Sam Flemming: Digital agencies seem to do better, in general, since they are more familiar with the overall digital environment. PR and advertising still view social media as a last minute add on. These are generalizations, and there are always exceptions. Of course the agencies and clients who get IWOM the best are the ones who work with companies like us. ;-)
56minus1: What are three (or more if you have more) IWOM (or digital marketing / PR / interactive) trends in China to keep a look for in the near future?
- SNS audiences prove finicky: SNS will continue to grow, but the key challenge will be for the SNS players to garner loyalty. Xiaonei was 2007 / 2008. Kaixin is 2008 / 2009. What’s next? I am not sure there is much loyalty with Chinese netizens.
- Development of vertical SNS: I predicted last year that vertical SNS like Babytree would become more popular.
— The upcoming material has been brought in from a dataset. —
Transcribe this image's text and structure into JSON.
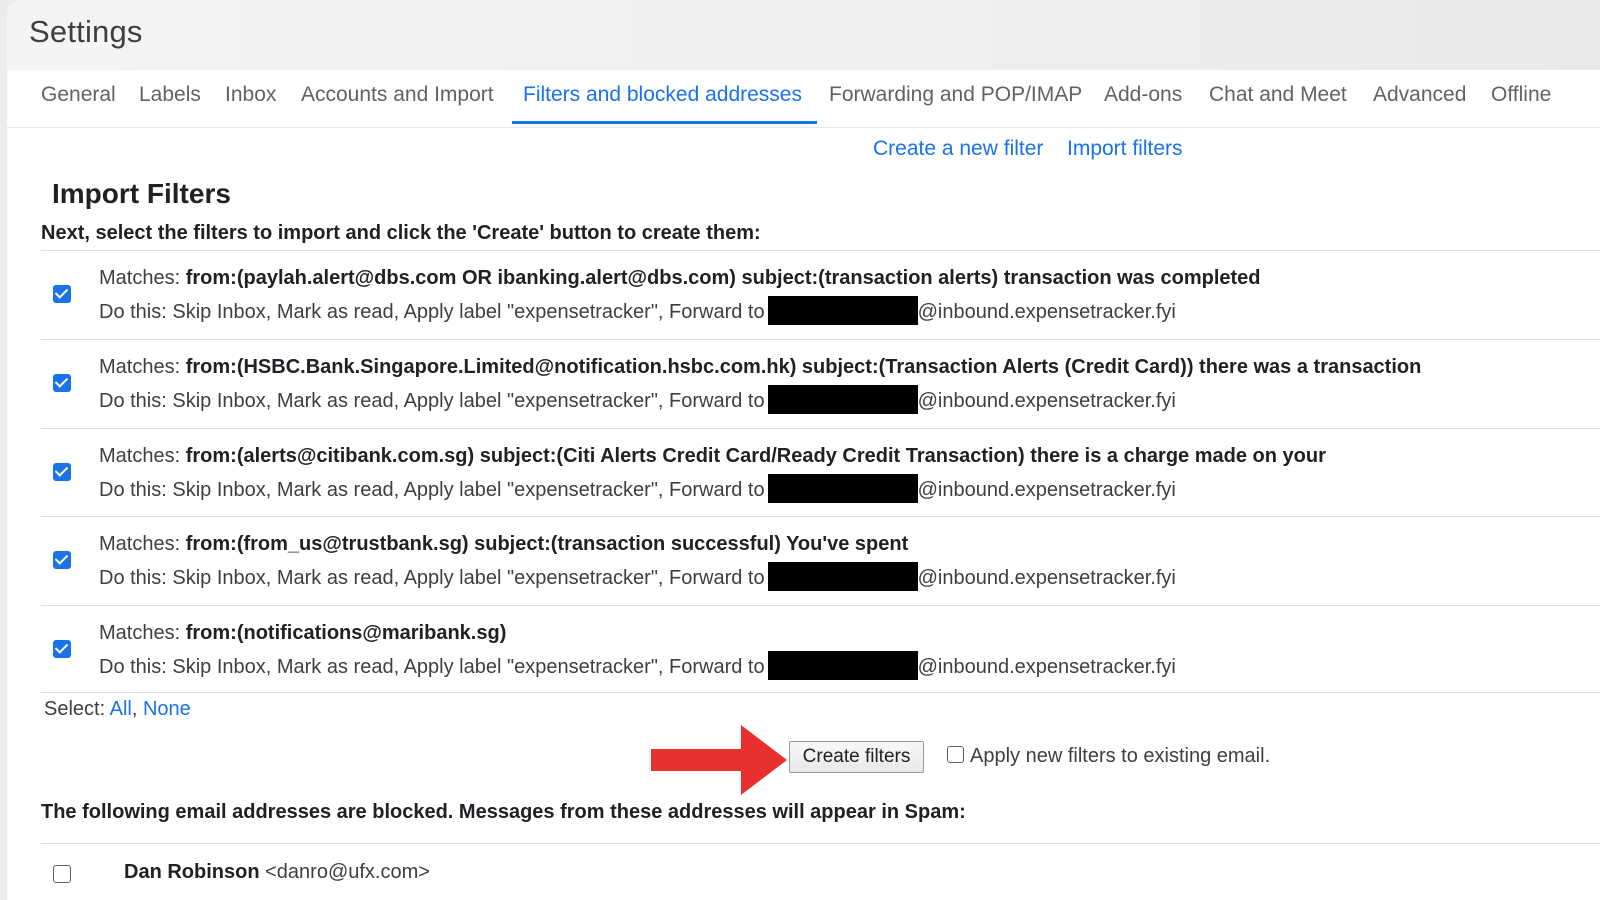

I still think this will happen as there are already so many BBS verticals with powerful communities (i.e. Xcar and HoopChina), that it seems like a no brainer for existing BBS communities to leverage SNS functions or new SNS verticals to develop within popular topic areas.
- Refinement of communications strategies based on different roles of blogs, BBS, and SNS: Blogs are driven by self expression (i.e. content driven by “me’”), BBS are driven by information / topics (i.e. content driven by “topics”), and SNS are driven by netizen relationships. Like any good conversationalist or community member, brands need to shape their communication approach based on understanding the motivations and purpose of each communication space. This was a topic that came out in our IWOM summit meetings with 17 of our clients late last year. I also wrote about it in detail here.
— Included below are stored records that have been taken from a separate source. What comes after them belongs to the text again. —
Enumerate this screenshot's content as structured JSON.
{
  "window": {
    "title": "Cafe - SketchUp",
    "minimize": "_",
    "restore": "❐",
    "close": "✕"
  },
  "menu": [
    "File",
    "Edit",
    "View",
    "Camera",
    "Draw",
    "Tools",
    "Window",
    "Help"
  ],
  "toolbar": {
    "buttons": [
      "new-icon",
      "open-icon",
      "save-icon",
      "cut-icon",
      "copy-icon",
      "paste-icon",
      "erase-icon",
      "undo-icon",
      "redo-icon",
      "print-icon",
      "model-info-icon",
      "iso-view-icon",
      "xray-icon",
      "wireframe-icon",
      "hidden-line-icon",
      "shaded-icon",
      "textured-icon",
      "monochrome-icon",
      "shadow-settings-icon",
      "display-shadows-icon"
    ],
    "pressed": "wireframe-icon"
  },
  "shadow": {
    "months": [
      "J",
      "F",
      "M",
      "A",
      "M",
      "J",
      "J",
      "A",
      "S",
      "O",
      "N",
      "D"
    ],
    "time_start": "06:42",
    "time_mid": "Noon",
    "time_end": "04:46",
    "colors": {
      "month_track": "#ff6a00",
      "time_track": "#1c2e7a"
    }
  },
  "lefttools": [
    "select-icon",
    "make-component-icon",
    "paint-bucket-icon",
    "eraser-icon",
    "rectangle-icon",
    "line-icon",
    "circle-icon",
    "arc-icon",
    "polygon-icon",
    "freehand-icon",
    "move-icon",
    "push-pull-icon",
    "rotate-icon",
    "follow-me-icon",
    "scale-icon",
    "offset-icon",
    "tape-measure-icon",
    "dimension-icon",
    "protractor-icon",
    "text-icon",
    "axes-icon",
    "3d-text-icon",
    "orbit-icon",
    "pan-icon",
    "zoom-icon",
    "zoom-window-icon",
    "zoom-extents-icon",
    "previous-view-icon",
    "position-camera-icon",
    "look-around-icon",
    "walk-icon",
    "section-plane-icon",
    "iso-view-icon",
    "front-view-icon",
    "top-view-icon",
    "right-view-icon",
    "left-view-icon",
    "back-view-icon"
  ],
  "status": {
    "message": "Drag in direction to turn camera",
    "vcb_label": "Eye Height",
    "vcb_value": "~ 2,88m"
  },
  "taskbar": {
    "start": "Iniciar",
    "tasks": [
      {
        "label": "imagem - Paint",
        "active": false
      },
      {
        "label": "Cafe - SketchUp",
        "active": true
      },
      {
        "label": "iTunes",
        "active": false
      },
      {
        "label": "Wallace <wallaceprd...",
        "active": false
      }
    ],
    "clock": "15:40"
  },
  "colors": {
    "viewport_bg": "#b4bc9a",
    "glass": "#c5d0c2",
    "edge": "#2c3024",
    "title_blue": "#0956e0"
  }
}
56minus1: What’s special or unique about Chinese netizens and local Internet culture? Interesting examples?
Sam Flemming: I would say the sheer force of the Internet as a primary and mainstream media which both influences and serves as a channel for consumers, especially in top tier cities, is unmatched by any other market, at least in the West (Korea could make some claims here). We continually document examples in our white papers (see especially our IWOM watch half year reviews like this one and special IWOM watch on the Sichuan earthquake here) and on our blogs www.seeisee.com/sam (English) and www.seeisee.com (Chinese). Another unique element is that, as I mentioned above, the hottest social media platforms are largely commercial which can lend to a different dynamic than the West (i.e. there may be a certain tendency to highlight controversy).
56minus1: Does CIC have plans to move from a research / consulting firm to an agency that executes digital / interactive campaigns? Considering CIC’s insight and understanding of the space in China, seems like a logical step. Why haven’t you done it already?
Sam Flemming: We believe it important to serve as 3rd party, credible, and objective partner in providing research and consulting to our clients. If we execute, then we lose that unique positioning. We don’t think the market needs more agencies; we think agencies need to better learn to appreciate how IWOM can inform their strategy and execution.
56minus1: Talk about your business. When did the company start? How have you grown over the years? Practices? Products? Offices, staff numbers, company culture, plans for the future, hiring, etc.
Sam Flemming: Founded in 2004, CIC has always focused exclusively on IWOM research and consulting. We have developed our own proprietary text mining technology for the unique Chinese social media landscape and have a dedicated team of analysts who understand IWOM, communications and vertical industries in China (esp. auto, mobile phone, consumer electronics, cosmetics, baby, sports, and beverage). I do think we have a unique company culture as an independent agency which is “out of the box” as part of its very DNA.
56minus1: Thanks Sam.